I'm at the University of California, San Diego,
and it's my pleasure to introduce the "Gene-drives and Active genetics",
Henry Stewart Talks series presentations.
The topic is a very current one with a lot of interest in terms of,
not only the technology types of people,
but also people who are interested in the impact of technology on society,
and so today, I'm going to tell you about the gene-drives,
they're implications for health and society,
and outline, sort of the goals, of this talk series.
The topic, again in the broader sense,
is gene drives, and gene drives have been around for a very long time.
In fact, many ecologists and evolutionary biologists are of the opinion that gene drives
take place in species all the time as
a constant battle between one type of trait versus another.
This so-called selfish gene hypothesis,
for example, being one of them.
But the idea of using gene drives as a technology
really began with Chris Curtis in the 60s,
and then was very well articulated by Austin Burt beginning in the 2000's,
and the essence of it is very simple,
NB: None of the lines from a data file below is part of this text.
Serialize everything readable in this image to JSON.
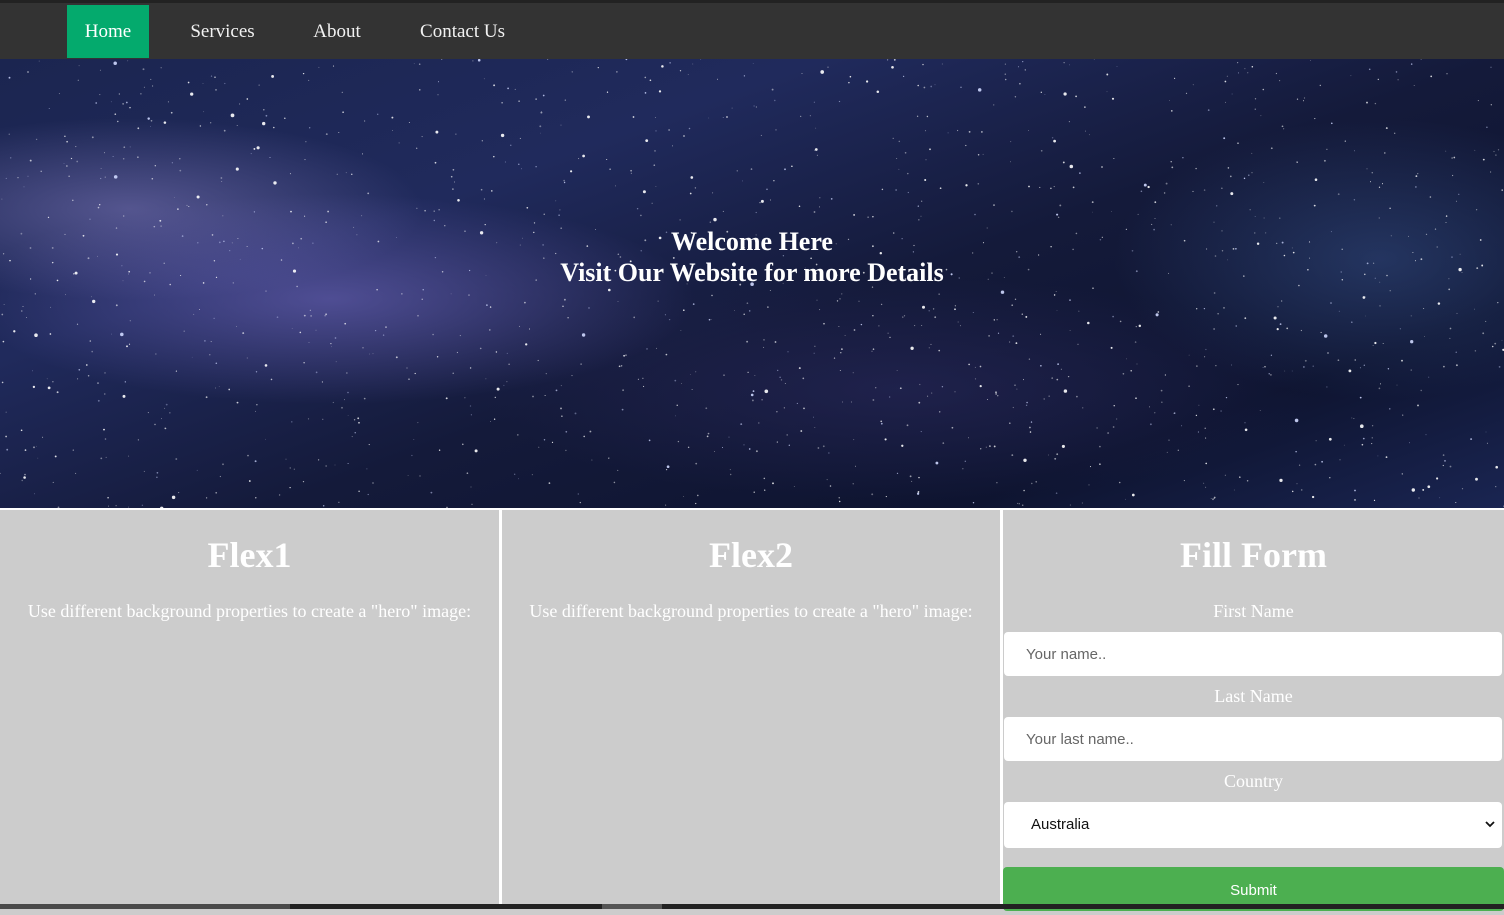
{
  "nav": {
    "items": [
      {
        "label": "Home",
        "active": true
      },
      {
        "label": "Services",
        "active": false
      },
      {
        "label": "About",
        "active": false
      },
      {
        "label": "Contact Us",
        "active": false
      }
    ],
    "active_color": "#04AA6D",
    "background": "#333333"
  },
  "hero": {
    "line1": "Welcome Here",
    "line2": "Visit Our Website for more Details"
  },
  "columns": [
    {
      "title": "Flex1",
      "text": "Use different background properties to create a \"hero\" image:"
    },
    {
      "title": "Flex2",
      "text": "Use different background properties to create a \"hero\" image:"
    }
  ],
  "form": {
    "title": "Fill Form",
    "first_name_label": "First Name",
    "first_name_placeholder": "Your name..",
    "last_name_label": "Last Name",
    "last_name_placeholder": "Your last name..",
    "country_label": "Country",
    "country_value": "Australia",
    "submit_label": "Submit",
    "submit_color": "#4CAF50"
  },
  "icons": {
    "select_arrow": "chevron-down-icon"
  }
}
which is that a gene drive is a genetic element or a genetic arrangement,
and even in some cases,
the addition of an entire life form, like a bacterium,
that biases inheritance so that instead of
the standard situation where you have
one copy of a chromosome that you've inherited from mom,
one copy that you've inherited from dad,
and you have a 50% chance of giving either to your progeny,
instead of that, you give a higher percent of one to your progeny than the other,
and that's called gene drive;
And the idea was that if you could take a trait that is of value
and hook it up to a system that had that gene drive property,
then you could help introduce that trait into a population because all of the offspring
of the organisms that carried the trait you desired
would have more than their share of offspring,
and that would lead to, eventually,
the trait spreading by logistic growth to the entire population.
And so, that's been an idea that's been kicking around again for a very long time,
and I'm just going to give you a little example of it that came from my own lab,
coming at it from a particular direction,
and it also introduces the, sort of, one of the modern-drive approaches.
There are still many other alternatives as well,
but that is based on the CRISPR-Cas9 technology.